Objective: This study examines the role of environmental correlates of overweight and obesity among older adults independent of walking activity and lower body function. Methods: In-person interviews were conducted with 789 adults aged 65 and older, residing in four areas in the U.S. Demographic information, general health, lower body function, walking behavior, and awareness of environmental infrastructure features using the modified Neighborhood Environment Walking Survey (NEWS) were obtained. Regression analyses examined the association between Body Mass Index (BMI) and environmental infrastructure features, adjusting for demographics and lower body function. Results: Older adults who perceived their neighborhood as less safe from crime and had reduced access to services were more likely to have higher BMI. Controlling for demographic and functional characteristics, access to services remained significant. This association remained significant for those with lower functional status. Discussion: This research suggests that neighborhood environment may have an influence on BMI above and beyond walking activity.

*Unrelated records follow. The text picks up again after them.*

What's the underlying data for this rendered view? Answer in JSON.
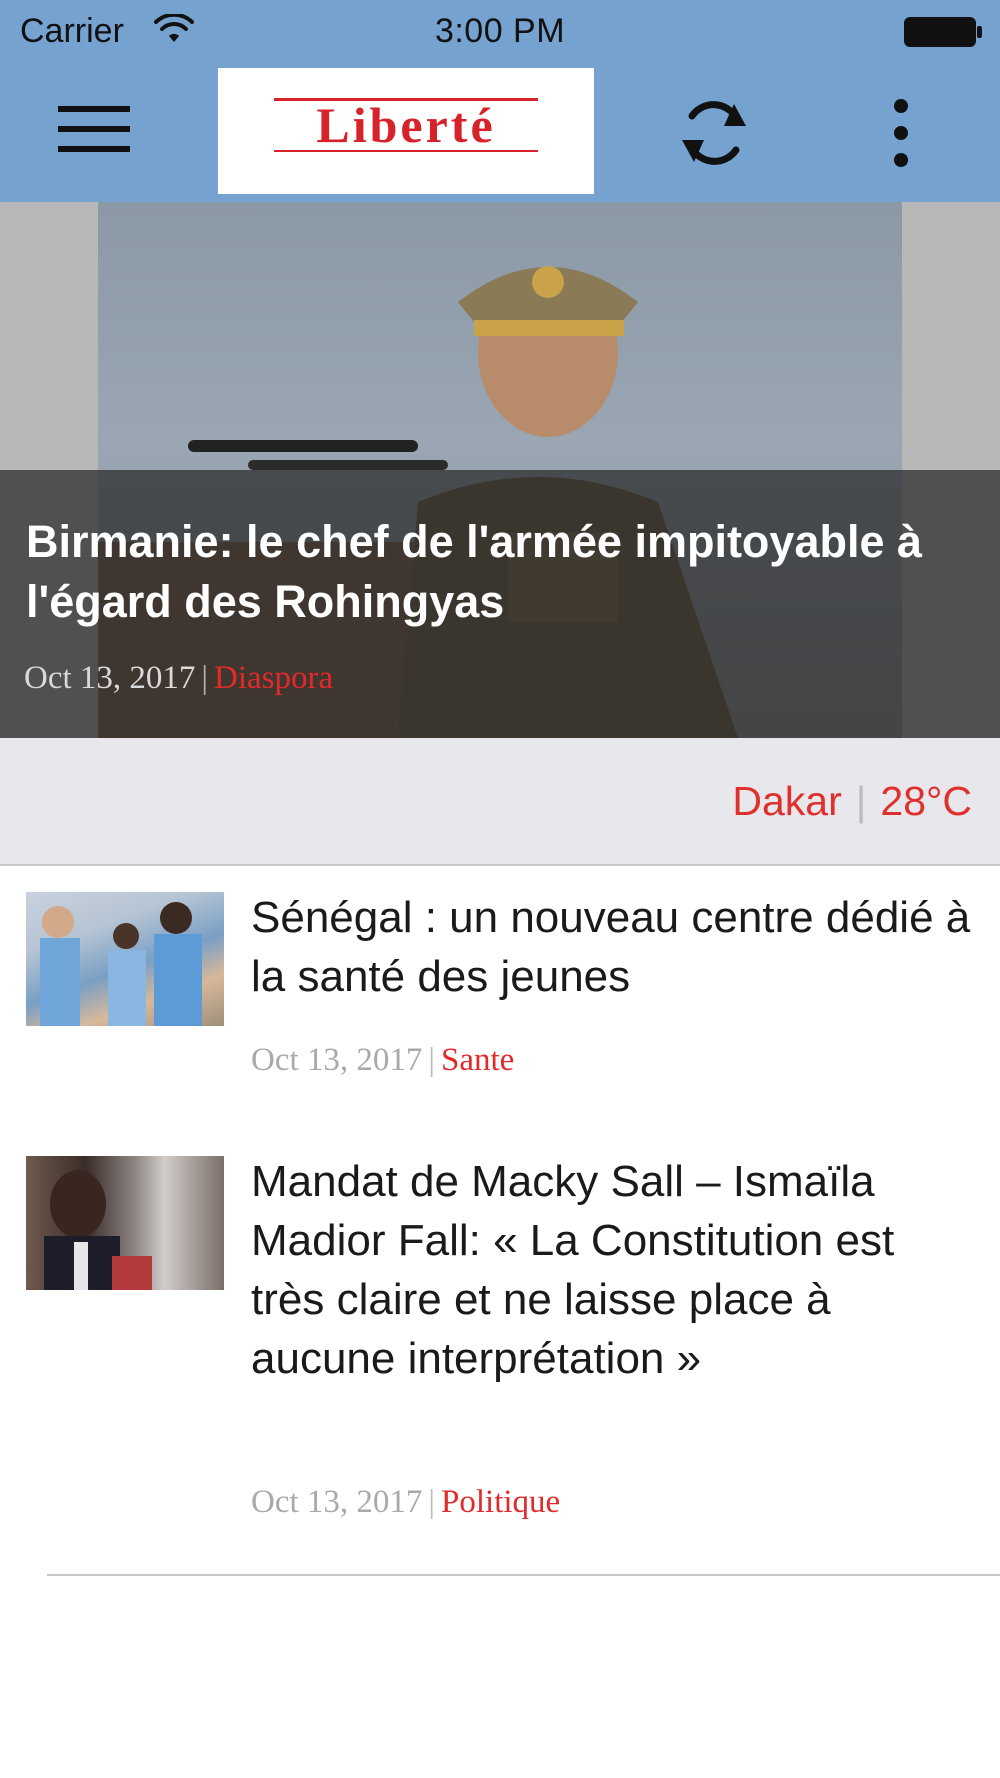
{
  "status_bar": {
    "carrier": "Carrier",
    "time": "3:00 PM"
  },
  "nav": {
    "logo_text": "Liberté",
    "icons": [
      "hamburger-menu-icon",
      "refresh-icon",
      "more-vertical-icon"
    ]
  },
  "hero": {
    "title": "Birmanie: le chef de l'armée impitoyable à l'égard des Rohingyas",
    "date": "Oct 13, 2017",
    "separator": "|",
    "category": "Diaspora"
  },
  "weather": {
    "city": "Dakar",
    "separator": "|",
    "temperature": "28°C"
  },
  "articles": [
    {
      "title": "Sénégal : un nouveau centre dédié à la santé des jeunes",
      "date": "Oct 13, 2017",
      "separator": "|",
      "category": "Sante"
    },
    {
      "title": "Mandat de Macky Sall – Ismaïla Madior Fall: « La Constitution est très claire et ne laisse place à aucune interprétation »",
      "date": "Oct 13, 2017",
      "separator": "|",
      "category": "Politique"
    }
  ],
  "colors": {
    "nav_background": "#76a2cf",
    "accent_red": "#e22a2a",
    "logo_red": "#d6232a",
    "weather_strip": "#e8e8ec"
  }
}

ASJC Scopus subject areas
- Health(social science)
- Sociology and Political Science
- Life-span and Life-course Studies